Environmental engineering is a field that involves problem-solving and innovation. Professionals in the field, work to prepare investigative reports, design projects, analyze scientific data, provide technical support for projects involving remediation of the environment, develop solutions for disposal of hazardous waste, converting trash to useful things etc.
Sometimes, in the process of tracking projects, the environmental engineers may work over forty hours a week. For most professionals in the field, the work involved is a blend of challenge and stability.
Some environmental engineers may also travel to various locations for projects, and work with other engineers, scientists, businessmen, lawyers, public administrators, hazardous waste technicians, architects etc.
All these specific requirements of jobs in the field mean that companies hiring environmental engineers look for specific traits in their candidates.
A bachelor’s degree in environmental engineering is the basic qualification you need to apply to obtain a position in this field. However, a bachelor’s degree in civil engineering or chemical engineering may also allow you to enter into specific jobs. There are several engineering courses that focus on environmental concerns as a core concentration.
A bachelor’s degree is enough for applying to entry-level jobs. As long as you have the necessary soft skills and some job experience, you can apply for getting a job in companies where you will initially work under a supervisor. Practical job experience is valued by employers. It is a good idea to prepare for getting selected by earning credits for structured job experience in cooperative engineering programs.
For greater independence and jobs with a higher level of leadership, a license is required. Your chances of hiring will be higher if you have received your degree from an ABET-accredited program. Completing this program with its four years of study and an exam based on your chosen discipline will earn you a license as a professional engineer or PE.
Besides educational qualifications, hiring managers will also look at the soft skills that candidates bring with them. The nature of environmental engineering jobs require the following soft skills.
It is natural that in jobs involving the designing of processes, plans, and facilities, you will need to think critically. You will need to think about several things at once, such as environmental protection, the safety of workers, compliance and so on. While a part of environmental engineering is finding solutions to existing problems of human impact, another part involves preventing further problems.
In this field, you need to be able to anticipate potential problems. If you work with businesses, you will be asked to find solutions that will not only mitigate environmental problems but also ensure your client suffers no losses and workers’ safety is ensured.
These demands on environmental engineers mean that strong critical skills and problem-solving skills are essential. Hirers give high priority to candidates who surpass other candidates in this regard.
Closely tied to problem-solving skills is imagination. You need imagination and creativity in order to anticipate potential problems and foresee them before they can occur. Environmental engineers also often need to develop processes and innovations that are often a part of a larger whole.
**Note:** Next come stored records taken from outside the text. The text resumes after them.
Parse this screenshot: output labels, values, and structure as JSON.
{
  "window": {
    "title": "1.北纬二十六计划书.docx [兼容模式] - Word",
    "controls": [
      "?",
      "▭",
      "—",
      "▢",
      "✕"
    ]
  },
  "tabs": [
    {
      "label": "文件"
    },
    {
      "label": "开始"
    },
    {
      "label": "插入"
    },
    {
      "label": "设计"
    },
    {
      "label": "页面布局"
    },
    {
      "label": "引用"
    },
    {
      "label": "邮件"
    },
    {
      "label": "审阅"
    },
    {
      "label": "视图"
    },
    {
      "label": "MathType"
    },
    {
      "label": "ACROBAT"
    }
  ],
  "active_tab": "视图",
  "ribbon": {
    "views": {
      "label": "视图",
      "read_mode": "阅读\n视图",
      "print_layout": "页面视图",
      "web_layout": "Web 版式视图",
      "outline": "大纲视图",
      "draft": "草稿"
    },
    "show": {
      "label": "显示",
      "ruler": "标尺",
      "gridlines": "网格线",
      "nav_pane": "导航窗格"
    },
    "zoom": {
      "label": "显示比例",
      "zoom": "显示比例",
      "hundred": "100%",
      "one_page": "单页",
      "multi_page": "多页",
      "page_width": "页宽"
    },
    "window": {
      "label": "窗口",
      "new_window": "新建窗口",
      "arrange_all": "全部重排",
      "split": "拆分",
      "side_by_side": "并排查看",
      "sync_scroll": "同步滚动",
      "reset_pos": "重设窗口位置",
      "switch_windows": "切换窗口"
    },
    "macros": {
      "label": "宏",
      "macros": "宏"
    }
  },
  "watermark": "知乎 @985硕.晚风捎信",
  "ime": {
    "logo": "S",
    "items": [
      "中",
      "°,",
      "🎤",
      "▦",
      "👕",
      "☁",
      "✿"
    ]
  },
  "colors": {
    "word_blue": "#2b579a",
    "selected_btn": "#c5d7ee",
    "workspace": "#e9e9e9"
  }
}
They need the imagination to envision how their design will fit in with the whole and all the other parts of the system.
Since environmental engineering involves working with other professionals, public administrators, lawyers, mechanics and technicians to see projects to their completion, good communication skills are essential. It is evident why interpersonal skills are essential for environmental engineers.
Reading & Comprehension Skills
In the course of your work as an environmental engineer, you’re likely to find yourself having to read documents on subjects that you may be unfamiliar with. This can include legal documents, scientific papers in areas outside your immediate discipline, business documents that go beyond your training etc. In order to read and comprehend these documents, you need good reading and comprehension skills.
Of course, writing skills are just as important as reading, comprehension, and communication. As an environmental engineer, you will need to draw up documents and reports, proposals, plans etc.
Before you decide on your career path in this field, figure out whether it is a field that matches your personality. For example, if you prefer to work alone rather than in a team, you may find an alternative career as an environmental research scientist more suitable.
If you are unable to obtain a bachelor’s degree, you can still work in the field as an environmental engineering technician with an associate’s degree.